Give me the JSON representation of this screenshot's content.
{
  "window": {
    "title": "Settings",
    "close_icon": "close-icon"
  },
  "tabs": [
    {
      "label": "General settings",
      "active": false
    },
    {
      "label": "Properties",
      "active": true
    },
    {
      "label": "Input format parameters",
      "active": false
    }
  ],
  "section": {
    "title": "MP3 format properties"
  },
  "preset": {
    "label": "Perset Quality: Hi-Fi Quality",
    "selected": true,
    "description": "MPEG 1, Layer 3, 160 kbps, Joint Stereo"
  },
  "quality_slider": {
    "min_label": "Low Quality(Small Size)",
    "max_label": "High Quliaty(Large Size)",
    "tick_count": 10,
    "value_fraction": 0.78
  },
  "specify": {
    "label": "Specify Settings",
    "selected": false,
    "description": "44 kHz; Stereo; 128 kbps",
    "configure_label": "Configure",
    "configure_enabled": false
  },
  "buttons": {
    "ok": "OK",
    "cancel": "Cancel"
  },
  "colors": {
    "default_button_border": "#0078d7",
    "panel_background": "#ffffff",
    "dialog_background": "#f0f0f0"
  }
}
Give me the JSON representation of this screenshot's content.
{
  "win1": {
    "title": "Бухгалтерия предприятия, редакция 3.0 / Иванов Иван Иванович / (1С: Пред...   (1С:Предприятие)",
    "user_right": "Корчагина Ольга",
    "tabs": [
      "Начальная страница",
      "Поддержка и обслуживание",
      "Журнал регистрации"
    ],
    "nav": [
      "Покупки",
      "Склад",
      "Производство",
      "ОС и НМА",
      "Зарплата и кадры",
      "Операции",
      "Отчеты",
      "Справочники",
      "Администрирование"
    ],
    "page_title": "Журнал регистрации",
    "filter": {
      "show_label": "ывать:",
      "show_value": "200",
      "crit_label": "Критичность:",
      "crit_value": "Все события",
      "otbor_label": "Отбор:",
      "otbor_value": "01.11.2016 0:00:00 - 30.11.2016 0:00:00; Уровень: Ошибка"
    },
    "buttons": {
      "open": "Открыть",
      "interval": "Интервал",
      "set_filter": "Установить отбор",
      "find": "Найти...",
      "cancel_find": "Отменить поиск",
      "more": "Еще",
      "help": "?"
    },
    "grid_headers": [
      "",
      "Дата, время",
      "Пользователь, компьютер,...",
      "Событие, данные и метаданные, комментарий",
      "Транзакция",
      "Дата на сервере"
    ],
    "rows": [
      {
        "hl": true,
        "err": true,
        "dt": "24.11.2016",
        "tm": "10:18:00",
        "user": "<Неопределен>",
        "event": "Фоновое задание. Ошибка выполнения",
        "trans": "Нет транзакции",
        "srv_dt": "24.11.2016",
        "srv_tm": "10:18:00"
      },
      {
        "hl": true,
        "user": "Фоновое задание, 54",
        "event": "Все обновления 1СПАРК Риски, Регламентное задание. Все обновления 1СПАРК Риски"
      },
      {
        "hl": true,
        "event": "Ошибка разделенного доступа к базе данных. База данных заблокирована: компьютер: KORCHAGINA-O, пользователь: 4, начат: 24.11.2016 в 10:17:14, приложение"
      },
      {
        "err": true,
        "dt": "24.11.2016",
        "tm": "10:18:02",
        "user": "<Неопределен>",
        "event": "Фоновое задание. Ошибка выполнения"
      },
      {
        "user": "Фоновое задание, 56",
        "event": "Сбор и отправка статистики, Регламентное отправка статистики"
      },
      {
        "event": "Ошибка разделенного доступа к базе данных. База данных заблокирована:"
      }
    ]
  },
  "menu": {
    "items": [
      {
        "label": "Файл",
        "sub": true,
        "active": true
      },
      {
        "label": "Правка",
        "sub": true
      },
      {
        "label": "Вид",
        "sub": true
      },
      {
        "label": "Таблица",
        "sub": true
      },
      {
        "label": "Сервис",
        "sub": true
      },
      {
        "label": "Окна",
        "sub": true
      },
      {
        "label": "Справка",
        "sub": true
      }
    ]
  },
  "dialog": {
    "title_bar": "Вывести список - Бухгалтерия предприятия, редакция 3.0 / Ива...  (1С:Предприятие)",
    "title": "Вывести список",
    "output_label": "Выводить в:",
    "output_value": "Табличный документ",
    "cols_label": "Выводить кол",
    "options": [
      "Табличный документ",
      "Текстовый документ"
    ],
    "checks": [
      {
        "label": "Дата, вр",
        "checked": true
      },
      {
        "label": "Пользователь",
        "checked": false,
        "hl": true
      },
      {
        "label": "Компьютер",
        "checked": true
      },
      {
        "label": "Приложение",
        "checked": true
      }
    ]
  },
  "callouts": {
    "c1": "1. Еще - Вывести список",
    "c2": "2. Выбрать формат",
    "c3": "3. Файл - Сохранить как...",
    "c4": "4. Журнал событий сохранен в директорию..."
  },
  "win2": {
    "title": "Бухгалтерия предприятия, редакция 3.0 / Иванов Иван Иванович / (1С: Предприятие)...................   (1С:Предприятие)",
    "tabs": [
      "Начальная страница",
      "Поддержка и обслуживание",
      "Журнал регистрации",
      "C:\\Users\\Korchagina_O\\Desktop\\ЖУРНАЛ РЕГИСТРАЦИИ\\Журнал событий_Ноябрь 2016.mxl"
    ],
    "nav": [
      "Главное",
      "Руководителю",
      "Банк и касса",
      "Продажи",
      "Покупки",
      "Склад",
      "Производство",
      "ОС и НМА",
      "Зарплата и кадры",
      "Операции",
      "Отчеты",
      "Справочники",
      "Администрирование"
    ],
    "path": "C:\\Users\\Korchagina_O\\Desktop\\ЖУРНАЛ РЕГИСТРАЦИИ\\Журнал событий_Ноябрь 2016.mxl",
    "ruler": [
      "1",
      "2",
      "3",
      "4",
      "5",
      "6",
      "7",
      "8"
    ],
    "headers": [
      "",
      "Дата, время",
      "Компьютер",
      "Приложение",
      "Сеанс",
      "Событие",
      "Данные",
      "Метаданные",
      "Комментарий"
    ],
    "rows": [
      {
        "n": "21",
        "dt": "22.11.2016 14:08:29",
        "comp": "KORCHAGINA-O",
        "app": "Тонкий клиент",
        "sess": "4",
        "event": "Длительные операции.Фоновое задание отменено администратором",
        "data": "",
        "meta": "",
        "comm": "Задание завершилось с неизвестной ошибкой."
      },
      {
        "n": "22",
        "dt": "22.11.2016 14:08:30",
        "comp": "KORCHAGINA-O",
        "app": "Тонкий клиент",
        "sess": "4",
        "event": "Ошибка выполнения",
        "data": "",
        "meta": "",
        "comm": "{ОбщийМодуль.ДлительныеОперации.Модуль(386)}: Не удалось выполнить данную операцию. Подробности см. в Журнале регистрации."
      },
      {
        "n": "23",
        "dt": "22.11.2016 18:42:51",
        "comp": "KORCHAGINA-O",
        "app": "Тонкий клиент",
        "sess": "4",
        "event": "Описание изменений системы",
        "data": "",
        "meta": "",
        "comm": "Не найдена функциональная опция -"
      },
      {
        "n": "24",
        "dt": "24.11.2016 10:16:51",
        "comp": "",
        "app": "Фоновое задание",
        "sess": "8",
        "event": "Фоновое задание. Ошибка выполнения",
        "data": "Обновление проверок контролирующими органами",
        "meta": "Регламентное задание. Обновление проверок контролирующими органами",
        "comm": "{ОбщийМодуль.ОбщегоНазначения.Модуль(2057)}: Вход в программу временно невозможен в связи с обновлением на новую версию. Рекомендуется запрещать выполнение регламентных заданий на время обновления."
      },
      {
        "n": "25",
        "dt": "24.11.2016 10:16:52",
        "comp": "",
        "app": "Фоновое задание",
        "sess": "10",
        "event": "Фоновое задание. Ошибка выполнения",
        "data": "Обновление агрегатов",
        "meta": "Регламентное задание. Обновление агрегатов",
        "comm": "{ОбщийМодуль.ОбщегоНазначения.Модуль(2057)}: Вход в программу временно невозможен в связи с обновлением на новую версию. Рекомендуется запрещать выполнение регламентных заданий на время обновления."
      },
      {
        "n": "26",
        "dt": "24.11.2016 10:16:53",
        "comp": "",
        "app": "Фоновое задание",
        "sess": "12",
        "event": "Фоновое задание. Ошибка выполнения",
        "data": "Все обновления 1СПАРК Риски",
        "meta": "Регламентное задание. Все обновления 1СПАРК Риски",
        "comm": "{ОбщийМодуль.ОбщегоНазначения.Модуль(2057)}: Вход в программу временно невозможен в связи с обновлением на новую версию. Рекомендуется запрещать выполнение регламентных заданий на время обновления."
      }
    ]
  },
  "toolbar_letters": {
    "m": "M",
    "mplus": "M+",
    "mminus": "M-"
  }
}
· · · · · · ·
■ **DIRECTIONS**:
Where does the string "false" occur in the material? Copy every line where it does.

■ **ANSWER SPACE**:
      "active": false
      "active": false
    "selected": false,
    "configure_enabled": false
        "checked": false,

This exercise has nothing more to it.